You can find a collection of recipes on AF Connect Online.
Protein supplements that support a healthy balanced diet are a quick and easy way to help hit your daily protein intake requirements, in a smoothie, or a shake. While the vast number of protein powders on the market can make the task of choosing one daunting, it also means there are probably several options that will be a good fit. Tempo® is an active nutrition brand dedicated to older adults who need additional protein in their daily diet. Tempo® Active Nutrition combines a high-quality protein powder with a unique blend of 27 essential vitamins and minerals designed to support and maintain normal muscles and bones, to reduce the loss of bone mineral density and boost vitality.
You might want to consider a protein supplement if you:
- Are active and in your mid-forties to 50+
- Want to start each day with a nutritional boost
- Want to reduce the loss of bone density (peri/post-menopausal women)
- Want to maintain normal bones
- Want to maintain muscle mass and strength
- Want to relieve tiredness and fatigue

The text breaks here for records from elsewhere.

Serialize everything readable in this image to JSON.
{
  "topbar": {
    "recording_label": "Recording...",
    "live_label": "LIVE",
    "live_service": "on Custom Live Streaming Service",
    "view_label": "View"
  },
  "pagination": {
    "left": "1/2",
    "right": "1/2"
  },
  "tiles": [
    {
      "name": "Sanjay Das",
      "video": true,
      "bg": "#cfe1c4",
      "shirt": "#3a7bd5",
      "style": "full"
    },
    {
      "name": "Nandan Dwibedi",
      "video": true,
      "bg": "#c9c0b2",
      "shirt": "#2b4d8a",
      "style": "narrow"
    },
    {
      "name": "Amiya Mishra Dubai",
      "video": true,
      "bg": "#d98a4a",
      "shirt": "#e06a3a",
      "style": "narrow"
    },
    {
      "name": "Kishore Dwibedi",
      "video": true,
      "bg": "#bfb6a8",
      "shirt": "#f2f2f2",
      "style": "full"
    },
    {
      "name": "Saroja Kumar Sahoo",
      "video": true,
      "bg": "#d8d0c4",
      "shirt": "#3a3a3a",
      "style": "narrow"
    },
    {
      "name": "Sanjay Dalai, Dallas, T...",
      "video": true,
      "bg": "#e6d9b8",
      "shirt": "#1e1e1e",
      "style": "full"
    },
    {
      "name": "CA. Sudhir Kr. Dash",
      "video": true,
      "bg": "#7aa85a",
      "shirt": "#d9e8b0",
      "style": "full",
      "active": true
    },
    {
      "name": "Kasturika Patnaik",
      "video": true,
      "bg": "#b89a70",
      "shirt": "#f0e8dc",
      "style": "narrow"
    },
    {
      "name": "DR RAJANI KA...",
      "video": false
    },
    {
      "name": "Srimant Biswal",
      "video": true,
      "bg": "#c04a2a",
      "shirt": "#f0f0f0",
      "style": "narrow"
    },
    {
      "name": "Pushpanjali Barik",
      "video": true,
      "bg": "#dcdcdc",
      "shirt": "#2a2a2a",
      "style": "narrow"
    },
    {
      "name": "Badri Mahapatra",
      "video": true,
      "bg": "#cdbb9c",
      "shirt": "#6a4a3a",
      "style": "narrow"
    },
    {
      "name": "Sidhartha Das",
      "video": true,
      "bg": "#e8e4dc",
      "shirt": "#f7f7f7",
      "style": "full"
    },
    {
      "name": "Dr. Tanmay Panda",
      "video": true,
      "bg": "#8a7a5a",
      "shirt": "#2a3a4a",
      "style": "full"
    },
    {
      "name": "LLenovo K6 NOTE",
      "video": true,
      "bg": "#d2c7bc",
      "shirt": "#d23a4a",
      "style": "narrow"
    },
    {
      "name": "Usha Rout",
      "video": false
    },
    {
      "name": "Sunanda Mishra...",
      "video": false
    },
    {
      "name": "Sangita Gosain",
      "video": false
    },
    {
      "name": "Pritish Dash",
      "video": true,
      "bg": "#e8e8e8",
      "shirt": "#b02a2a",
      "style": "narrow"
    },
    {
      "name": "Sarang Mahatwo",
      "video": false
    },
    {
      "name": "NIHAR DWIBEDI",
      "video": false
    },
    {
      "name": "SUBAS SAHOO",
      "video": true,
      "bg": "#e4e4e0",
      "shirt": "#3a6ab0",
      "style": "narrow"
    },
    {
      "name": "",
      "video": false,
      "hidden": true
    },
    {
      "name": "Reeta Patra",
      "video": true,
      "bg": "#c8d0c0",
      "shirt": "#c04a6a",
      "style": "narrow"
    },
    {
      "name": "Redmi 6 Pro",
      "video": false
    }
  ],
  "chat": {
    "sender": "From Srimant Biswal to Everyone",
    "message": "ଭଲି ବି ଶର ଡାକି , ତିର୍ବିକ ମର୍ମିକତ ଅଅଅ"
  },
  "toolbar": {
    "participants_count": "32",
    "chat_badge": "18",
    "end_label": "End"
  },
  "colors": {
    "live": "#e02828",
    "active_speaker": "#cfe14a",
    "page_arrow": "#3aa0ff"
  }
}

Did you know we have a member benefit available to you on AF Connect Online? Click here to save 15% on Tempo Active Nutrition products.